Many hospitals have experienced a finding of Immediate Jeopardy (IJ), the Centers for Medicare and Medicaid (CMS) term that notifies an institution that a threat to the health and safety of a patient (or patients) has been found on survey. Most organizations can successfully address an IJ within the short prescribed timeframe—usually 23 days. But some institutions do not successfully resolve IJ findings, or upon follow-up survey, have been found to have additional IJ conditions.
In the past, the only remedy for failure to cure an IJ within prescribed timelines was revocation of Medicare participation status—a devastating blow to a hospital’s financial and operational integrity. Recently, however, CMS has begun using a new method to gain compliance from hospitals with repeat or multiple IJ findings on complaint or validation surveys: the Systems Improvement Agreement (SIA).

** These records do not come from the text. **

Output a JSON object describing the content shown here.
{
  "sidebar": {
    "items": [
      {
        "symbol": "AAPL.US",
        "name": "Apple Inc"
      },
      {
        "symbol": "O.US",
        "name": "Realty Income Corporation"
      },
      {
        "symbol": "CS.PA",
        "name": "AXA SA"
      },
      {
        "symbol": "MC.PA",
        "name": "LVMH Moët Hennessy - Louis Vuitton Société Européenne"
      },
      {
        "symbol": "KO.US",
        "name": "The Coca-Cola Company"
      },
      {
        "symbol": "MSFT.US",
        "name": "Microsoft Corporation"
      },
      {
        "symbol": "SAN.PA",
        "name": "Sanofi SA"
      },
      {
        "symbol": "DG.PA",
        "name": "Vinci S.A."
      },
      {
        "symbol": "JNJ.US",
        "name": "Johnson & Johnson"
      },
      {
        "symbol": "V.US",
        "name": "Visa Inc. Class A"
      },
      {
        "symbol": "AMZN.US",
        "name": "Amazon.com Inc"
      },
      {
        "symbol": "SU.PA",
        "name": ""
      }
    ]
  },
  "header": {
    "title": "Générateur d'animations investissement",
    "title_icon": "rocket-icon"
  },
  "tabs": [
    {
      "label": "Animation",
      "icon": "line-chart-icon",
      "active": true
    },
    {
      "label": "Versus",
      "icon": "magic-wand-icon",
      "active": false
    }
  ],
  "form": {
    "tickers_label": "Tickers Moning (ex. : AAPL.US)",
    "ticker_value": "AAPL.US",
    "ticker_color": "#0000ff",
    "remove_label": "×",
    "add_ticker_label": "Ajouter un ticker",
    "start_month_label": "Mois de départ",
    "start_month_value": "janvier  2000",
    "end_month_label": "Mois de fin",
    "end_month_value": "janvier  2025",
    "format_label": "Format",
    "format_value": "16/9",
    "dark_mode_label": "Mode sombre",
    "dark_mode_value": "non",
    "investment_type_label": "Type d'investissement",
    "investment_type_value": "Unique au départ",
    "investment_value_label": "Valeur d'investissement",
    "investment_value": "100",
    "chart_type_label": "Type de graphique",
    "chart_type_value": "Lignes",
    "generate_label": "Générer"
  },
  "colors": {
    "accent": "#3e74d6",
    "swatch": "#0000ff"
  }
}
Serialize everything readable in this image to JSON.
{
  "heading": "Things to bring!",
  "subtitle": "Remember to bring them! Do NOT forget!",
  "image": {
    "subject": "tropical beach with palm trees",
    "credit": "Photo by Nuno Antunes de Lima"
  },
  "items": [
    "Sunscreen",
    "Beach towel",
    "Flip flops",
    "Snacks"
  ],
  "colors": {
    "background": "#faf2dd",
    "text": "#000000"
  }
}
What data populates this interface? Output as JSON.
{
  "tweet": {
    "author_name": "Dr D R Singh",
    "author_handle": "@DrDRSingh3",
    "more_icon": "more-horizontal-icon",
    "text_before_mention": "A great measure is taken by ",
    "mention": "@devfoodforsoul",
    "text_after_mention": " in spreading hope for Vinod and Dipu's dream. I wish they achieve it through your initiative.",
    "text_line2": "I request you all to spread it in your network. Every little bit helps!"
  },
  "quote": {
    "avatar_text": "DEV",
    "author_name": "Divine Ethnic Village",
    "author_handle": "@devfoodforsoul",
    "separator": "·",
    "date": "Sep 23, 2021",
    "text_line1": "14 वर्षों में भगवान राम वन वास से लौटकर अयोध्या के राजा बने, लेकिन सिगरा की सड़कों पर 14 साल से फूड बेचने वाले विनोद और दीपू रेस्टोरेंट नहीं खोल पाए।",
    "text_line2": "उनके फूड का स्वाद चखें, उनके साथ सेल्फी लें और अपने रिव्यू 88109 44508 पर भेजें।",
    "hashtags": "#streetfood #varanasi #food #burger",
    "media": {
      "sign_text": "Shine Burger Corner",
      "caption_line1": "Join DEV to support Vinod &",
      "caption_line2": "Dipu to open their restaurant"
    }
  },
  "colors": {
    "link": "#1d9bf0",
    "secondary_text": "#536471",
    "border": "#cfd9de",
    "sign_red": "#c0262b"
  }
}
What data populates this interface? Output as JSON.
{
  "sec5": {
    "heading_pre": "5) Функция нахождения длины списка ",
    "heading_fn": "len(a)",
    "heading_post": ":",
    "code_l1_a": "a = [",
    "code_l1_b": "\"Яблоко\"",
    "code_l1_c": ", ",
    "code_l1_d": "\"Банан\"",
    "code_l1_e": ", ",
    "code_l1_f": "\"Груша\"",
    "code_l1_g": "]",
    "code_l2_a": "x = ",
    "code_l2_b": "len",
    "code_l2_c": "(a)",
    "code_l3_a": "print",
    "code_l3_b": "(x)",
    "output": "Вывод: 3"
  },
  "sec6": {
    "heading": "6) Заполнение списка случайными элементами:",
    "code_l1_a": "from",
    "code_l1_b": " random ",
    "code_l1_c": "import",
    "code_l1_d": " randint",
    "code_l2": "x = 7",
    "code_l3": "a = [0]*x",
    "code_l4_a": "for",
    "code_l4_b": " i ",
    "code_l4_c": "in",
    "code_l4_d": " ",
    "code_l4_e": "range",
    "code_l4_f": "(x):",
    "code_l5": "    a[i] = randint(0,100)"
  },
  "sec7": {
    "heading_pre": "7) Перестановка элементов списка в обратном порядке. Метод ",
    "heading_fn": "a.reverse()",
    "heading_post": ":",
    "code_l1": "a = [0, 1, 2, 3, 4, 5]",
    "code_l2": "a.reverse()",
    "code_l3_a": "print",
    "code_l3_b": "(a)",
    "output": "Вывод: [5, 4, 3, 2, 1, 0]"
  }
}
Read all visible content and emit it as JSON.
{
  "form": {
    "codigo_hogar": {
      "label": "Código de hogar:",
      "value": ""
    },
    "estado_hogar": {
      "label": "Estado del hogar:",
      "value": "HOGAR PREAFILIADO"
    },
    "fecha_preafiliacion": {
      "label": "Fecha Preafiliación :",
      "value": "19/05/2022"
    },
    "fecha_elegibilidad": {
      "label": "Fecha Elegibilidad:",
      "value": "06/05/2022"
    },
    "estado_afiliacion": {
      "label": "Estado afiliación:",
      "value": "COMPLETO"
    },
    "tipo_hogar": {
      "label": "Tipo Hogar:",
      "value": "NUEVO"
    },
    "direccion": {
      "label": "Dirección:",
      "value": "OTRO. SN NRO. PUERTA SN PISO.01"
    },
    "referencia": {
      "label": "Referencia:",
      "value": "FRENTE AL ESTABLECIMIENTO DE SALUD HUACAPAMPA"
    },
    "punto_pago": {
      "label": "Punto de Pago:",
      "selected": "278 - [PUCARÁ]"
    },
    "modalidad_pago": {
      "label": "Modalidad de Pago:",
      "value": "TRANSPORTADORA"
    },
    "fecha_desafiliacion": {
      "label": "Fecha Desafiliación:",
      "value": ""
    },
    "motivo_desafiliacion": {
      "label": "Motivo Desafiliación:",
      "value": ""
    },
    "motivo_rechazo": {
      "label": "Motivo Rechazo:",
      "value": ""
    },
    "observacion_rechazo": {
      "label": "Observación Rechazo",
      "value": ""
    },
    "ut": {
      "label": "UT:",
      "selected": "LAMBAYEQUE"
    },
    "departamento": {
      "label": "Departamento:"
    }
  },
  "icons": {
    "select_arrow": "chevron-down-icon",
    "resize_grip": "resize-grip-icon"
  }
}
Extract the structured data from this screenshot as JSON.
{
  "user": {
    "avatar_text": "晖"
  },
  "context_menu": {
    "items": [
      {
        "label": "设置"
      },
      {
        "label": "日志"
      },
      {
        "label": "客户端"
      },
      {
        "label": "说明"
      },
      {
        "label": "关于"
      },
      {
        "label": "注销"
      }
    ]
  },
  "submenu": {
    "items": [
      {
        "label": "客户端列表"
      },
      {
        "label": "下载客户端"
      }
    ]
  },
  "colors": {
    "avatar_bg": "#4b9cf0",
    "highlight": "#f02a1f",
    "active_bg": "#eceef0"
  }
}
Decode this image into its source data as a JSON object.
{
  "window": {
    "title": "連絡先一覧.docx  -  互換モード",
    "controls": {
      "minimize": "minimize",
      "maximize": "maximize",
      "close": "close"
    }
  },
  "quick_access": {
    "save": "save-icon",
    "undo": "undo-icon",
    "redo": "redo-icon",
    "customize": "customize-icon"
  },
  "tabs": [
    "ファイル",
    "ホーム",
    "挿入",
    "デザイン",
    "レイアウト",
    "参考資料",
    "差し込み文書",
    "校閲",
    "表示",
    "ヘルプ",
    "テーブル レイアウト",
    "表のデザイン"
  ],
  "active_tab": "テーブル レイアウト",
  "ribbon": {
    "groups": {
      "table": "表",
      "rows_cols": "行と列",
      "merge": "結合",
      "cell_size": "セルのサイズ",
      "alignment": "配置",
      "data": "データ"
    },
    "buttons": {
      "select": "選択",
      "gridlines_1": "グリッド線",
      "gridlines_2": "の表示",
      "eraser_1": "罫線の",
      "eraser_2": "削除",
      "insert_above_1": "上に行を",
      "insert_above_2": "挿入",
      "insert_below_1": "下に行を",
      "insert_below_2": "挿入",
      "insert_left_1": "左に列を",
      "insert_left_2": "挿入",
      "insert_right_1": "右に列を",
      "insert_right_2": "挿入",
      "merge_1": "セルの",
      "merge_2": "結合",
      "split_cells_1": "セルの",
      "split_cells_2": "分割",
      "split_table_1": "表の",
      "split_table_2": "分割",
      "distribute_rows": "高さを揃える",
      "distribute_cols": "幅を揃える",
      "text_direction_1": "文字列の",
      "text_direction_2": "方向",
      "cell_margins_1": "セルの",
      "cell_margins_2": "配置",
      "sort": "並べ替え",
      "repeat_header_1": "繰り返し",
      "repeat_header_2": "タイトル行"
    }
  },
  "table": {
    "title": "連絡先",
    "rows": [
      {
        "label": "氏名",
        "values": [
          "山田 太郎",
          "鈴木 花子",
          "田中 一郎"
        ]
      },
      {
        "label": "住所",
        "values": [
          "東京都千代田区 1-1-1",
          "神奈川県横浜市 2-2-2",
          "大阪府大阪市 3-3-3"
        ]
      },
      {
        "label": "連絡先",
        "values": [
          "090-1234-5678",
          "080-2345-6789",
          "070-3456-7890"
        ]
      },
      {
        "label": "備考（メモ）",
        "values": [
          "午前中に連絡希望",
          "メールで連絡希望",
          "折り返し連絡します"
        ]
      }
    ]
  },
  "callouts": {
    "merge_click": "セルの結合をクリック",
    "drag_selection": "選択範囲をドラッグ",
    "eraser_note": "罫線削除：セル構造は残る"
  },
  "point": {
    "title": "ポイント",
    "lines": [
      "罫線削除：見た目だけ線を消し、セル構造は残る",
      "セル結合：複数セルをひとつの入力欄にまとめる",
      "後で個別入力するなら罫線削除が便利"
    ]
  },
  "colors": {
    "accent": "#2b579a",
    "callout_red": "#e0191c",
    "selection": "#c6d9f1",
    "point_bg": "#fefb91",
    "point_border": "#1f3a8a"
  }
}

The SIA is a contract between the hospital and CMS that binds the hospital to engage in a series of improvement activities to address multiple deficiencies in compliance with the CoPs. The agreement grants the hospital additional time to make sustainable improvements in complex quality, cultural, policy, and procedural deficiencies.
Typically, the SIA has several additional features beyond curing an IJ finding, including the requirement for an outside monitor or agent to assess ongoing progress and the selection of a CMS-approved consultant to 1) assist the hospital in assessing compliance with all relevant CoPs; 2) develop a plan to address required improvements; 3) provide support for plan implementation; and 4) prepare the organization for survey of all CoPs by the designated agency using the Survey Operations Manual.
The SIA approach represents an intermediate step between full revocation of participation in Medicare/Medicaid and ongoing repeated surveys and corrective actions. As such, it gives CMS a mechanism for prompting large-scale organizational change in the face of noncompliance without the drastic move of revocation. Nevertheless, an SIA requires a significant commitment of organizational resources to making sustainable behavioral changes and maintaining a leadership focus to ensure compliance with the CoPs.
With a new weapon in the arsenal, CMS expectations for correcting deficiencies may quickly become more difficult to fulfill. As a result, expect to see more hospitals agreeing to SIAs.
For more information on Systems Improvement Agreements and how Compass Clinical Consulting is prepared to help your organization respond to this new tool, contact Cary D. Gutbezahl, MD at (513) 241.0142 or visit the Compass Clinical Consulting website.